(Beginning of Dataset excerpts)
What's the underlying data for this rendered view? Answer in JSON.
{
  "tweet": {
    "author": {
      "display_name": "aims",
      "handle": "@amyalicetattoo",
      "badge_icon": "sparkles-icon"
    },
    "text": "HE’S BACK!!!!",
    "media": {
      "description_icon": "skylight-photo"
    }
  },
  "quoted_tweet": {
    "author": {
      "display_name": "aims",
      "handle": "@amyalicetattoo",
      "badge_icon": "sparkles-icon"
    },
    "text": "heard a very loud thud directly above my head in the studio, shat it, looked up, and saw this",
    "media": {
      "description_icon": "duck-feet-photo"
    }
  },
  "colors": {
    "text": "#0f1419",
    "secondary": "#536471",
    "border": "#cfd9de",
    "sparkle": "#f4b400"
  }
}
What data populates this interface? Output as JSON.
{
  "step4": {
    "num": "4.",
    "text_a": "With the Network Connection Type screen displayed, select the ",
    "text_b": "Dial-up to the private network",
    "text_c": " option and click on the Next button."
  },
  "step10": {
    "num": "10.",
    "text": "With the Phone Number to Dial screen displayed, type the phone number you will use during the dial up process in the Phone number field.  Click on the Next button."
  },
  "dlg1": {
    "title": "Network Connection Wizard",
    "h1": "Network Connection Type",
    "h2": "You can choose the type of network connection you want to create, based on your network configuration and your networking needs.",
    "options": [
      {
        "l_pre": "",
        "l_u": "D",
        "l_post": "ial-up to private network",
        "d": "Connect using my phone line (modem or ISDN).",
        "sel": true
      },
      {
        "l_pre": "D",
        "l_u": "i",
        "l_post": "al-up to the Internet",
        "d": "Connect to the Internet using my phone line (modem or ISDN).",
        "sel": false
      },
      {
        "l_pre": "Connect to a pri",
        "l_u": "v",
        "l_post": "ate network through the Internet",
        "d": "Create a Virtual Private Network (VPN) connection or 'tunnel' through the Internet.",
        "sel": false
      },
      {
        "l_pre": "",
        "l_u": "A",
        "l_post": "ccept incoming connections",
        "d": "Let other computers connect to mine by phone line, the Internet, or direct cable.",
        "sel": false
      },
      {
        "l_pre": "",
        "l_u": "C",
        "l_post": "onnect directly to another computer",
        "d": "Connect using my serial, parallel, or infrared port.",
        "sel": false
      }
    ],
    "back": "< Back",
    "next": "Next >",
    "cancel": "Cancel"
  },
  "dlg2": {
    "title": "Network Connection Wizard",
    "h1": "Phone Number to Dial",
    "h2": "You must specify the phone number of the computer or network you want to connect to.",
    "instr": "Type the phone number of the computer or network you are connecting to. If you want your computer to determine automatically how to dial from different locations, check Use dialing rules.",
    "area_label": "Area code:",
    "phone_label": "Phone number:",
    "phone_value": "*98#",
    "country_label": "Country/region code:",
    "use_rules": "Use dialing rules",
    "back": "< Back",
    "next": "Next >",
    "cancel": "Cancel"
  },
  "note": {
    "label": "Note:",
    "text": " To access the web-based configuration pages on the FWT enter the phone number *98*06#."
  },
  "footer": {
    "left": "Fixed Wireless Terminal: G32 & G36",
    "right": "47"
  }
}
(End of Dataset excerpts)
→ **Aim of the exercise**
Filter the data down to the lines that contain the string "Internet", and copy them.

→ **Answer**
        "l_post": "al-up to the Internet",
        "d": "Connect to the Internet using my phone line (modem or ISDN).",
        "l_post": "ate network through the Internet",
        "d": "Create a Virtual Private Network (VPN) connection or 'tunnel' through the Internet.",
        "d": "Let other computers connect to mine by phone line, the Internet, or direct cable.",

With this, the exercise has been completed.